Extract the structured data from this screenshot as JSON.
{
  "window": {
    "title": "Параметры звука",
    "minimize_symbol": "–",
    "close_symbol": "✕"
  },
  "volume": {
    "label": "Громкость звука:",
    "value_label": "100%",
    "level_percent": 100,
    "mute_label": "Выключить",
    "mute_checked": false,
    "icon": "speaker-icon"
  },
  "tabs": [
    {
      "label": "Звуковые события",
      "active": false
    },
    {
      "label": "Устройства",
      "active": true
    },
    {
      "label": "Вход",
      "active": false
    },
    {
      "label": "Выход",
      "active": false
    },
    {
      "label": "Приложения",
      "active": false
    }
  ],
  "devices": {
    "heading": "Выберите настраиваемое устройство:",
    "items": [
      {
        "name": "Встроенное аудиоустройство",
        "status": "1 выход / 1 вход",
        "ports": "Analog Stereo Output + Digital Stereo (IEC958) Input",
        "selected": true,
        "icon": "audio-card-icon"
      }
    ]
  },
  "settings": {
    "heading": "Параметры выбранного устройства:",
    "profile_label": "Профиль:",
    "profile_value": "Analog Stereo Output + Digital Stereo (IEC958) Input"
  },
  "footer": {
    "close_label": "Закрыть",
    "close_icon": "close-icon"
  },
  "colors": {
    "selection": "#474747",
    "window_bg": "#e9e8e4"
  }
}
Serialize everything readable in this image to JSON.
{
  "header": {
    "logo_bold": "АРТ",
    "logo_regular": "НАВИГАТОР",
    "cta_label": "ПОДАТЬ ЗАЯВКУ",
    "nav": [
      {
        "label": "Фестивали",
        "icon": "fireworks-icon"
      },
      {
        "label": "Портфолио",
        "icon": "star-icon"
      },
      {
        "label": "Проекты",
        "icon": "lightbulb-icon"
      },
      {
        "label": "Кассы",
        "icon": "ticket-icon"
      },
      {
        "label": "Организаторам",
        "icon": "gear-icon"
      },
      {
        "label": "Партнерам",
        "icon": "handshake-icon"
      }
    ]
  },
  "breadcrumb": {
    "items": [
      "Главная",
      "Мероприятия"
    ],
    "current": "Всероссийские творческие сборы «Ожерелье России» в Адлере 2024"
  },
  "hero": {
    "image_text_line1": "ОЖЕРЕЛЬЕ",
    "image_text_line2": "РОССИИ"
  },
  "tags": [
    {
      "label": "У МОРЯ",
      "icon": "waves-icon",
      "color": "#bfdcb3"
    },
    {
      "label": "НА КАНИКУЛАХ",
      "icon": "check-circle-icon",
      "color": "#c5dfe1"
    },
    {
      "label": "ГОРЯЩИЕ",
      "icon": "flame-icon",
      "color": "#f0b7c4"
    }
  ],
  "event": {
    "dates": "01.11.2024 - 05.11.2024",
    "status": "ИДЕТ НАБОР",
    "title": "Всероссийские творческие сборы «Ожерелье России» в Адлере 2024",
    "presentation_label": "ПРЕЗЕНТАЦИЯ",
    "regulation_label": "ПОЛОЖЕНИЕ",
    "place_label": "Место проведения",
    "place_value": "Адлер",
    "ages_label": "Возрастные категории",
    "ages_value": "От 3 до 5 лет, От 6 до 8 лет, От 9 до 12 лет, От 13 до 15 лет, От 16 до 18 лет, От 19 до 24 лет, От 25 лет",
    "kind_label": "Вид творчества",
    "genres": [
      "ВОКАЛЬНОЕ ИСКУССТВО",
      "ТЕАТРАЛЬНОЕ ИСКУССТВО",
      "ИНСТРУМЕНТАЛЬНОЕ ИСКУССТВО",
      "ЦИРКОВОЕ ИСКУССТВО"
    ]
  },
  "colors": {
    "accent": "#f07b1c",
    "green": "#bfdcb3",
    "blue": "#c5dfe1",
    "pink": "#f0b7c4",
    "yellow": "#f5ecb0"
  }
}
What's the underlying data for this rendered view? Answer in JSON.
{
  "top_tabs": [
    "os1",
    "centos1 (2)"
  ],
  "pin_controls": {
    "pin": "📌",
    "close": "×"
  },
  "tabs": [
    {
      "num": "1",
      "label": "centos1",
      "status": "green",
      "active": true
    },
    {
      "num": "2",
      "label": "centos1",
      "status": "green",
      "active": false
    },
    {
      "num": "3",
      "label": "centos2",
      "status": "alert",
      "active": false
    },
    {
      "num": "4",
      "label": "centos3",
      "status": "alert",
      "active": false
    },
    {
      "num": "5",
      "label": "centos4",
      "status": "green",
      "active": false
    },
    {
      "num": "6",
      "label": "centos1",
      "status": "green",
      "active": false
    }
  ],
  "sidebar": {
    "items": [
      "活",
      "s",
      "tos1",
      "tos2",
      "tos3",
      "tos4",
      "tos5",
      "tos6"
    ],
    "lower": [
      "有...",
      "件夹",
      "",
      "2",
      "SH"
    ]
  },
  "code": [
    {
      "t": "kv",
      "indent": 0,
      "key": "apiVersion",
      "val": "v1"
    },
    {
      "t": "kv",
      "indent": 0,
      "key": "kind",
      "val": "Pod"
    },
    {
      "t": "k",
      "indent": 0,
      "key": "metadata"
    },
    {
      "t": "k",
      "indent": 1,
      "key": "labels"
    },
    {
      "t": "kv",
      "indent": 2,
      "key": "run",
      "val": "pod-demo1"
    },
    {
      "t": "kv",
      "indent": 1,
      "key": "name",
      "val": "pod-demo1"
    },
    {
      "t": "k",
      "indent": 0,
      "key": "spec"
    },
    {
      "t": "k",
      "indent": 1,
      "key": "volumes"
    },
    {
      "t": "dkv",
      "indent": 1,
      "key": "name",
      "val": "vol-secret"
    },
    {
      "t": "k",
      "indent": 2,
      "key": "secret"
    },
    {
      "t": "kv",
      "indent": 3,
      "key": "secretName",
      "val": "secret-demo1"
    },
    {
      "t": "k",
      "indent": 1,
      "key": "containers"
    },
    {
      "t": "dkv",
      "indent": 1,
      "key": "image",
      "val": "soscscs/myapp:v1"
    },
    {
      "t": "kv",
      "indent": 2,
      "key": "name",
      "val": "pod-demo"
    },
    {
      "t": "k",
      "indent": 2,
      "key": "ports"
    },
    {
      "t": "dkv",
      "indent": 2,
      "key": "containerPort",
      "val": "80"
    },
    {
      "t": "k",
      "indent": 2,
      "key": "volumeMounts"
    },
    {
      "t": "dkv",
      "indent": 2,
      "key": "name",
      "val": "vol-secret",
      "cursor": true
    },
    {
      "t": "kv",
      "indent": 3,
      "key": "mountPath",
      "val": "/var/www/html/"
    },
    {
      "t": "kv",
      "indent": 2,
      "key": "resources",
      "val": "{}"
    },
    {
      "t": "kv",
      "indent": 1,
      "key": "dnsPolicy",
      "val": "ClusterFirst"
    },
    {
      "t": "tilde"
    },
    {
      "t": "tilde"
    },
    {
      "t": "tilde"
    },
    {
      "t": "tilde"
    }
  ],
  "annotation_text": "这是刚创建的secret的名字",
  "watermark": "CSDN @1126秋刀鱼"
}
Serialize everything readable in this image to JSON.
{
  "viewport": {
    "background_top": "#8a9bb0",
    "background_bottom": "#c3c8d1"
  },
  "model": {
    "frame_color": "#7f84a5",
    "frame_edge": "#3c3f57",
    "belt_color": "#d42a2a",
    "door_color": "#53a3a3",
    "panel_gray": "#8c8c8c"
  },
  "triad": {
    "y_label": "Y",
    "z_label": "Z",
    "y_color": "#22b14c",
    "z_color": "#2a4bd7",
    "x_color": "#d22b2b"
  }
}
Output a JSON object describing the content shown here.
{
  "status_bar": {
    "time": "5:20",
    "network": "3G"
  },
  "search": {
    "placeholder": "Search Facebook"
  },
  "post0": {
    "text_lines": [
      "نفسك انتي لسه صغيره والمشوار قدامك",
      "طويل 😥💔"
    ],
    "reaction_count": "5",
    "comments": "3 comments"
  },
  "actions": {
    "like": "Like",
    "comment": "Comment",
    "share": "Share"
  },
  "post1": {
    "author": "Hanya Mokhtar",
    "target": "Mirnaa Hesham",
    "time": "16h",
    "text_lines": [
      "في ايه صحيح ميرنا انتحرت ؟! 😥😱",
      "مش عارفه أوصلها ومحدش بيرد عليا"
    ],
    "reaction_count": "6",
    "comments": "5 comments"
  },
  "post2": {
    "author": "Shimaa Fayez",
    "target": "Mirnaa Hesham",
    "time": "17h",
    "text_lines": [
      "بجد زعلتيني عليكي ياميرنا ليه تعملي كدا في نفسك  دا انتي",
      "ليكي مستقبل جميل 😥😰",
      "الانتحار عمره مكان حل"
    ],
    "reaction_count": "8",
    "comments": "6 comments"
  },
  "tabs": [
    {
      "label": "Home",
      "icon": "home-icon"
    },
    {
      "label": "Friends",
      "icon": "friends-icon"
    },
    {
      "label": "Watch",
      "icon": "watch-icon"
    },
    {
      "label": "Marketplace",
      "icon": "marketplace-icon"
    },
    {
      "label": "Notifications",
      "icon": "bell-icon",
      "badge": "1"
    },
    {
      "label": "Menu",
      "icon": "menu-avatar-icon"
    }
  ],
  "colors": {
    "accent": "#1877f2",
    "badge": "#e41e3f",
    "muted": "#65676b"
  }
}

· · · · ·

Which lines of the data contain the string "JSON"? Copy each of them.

§ **Exercise result**:
Extract the structured data from this screenshot as JSON.
Serialize everything readable in this image to JSON.
What's the underlying data for this rendered view? Answer in JSON.
Serialize everything readable in this image to JSON.
Output a JSON object describing the content shown here.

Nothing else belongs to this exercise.